The efficacy of antidepressants is measured primarily by their ability to treat the acute symptoms of depression yet the underlying process may take longer to resolve. A period of emotional frailty follows resolution of the acute stage, during which the patient, although apparently symptom-free, is prone to suffer relapse of the original symptoms. Antidepressants should not be stopped immediately a response is observed, but should be given for a longer period to prevent early relapse. In those suffering from recurrent depression, long-term treatment may prevent later recurrences of new episodes of depression.

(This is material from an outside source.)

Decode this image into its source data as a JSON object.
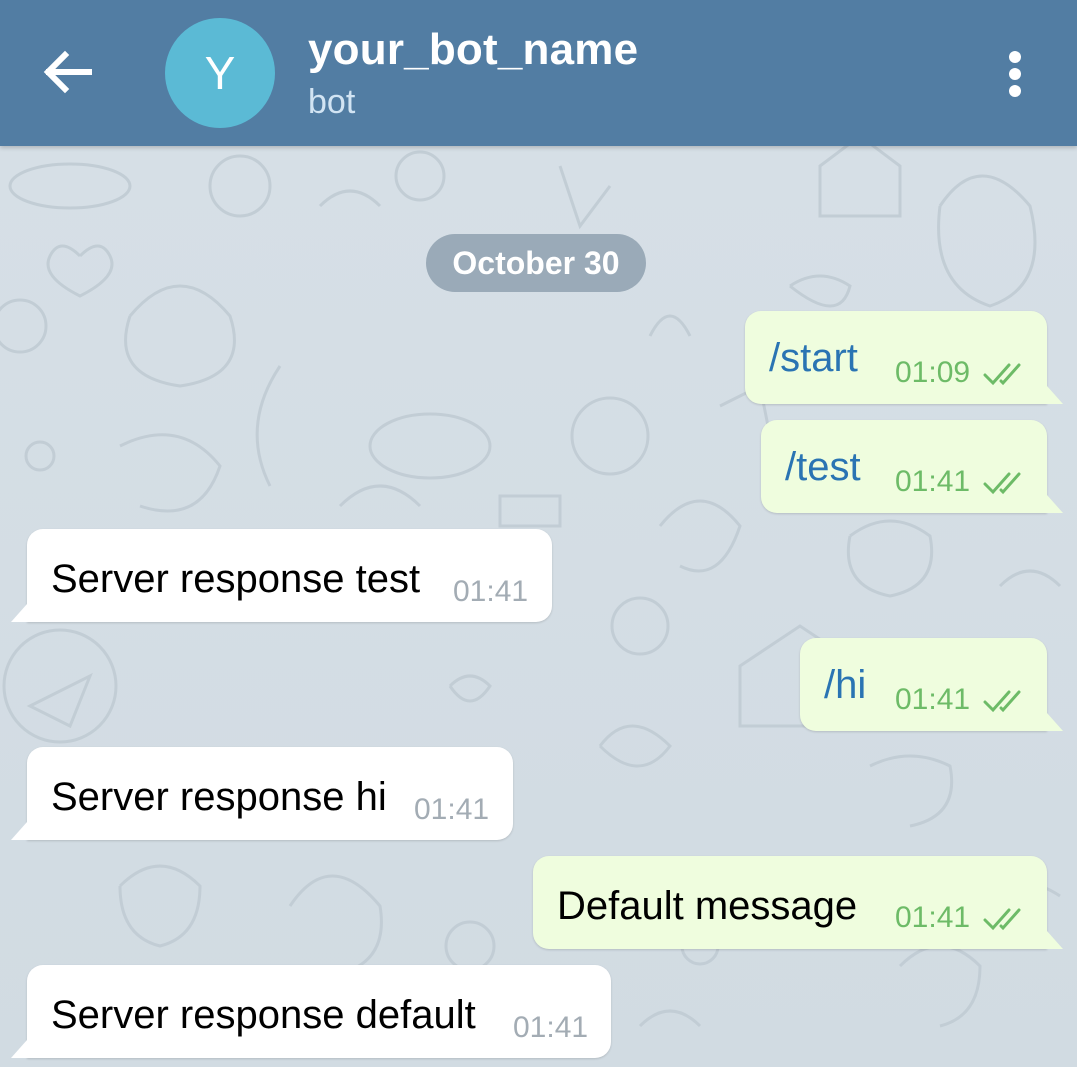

The distinction between relapse of old symptoms and recurrence of new episodes is of particular importance, both in assessing efficacy of antidepressants during the continuation phase of acute treatment and in the separate assessment of their prophylactic efficacy. Unfortunately, though, many investigations have failed to distinguish between these two distinct phenomena. Klerman & Paykel (1970) emphasised the need to distinguish between early return of depressive symptoms, which they label ‘relapses’, from the later new episodes which they term ‘recurrence’. However, there has been a general lack of systematic investigation of this question, as well as a failure to use sufficiently precise methodology to distinguish between relapse and recurrence. Some studies which purported to be of prophylaxis were in effect only examining the continuation phase of acute treatment.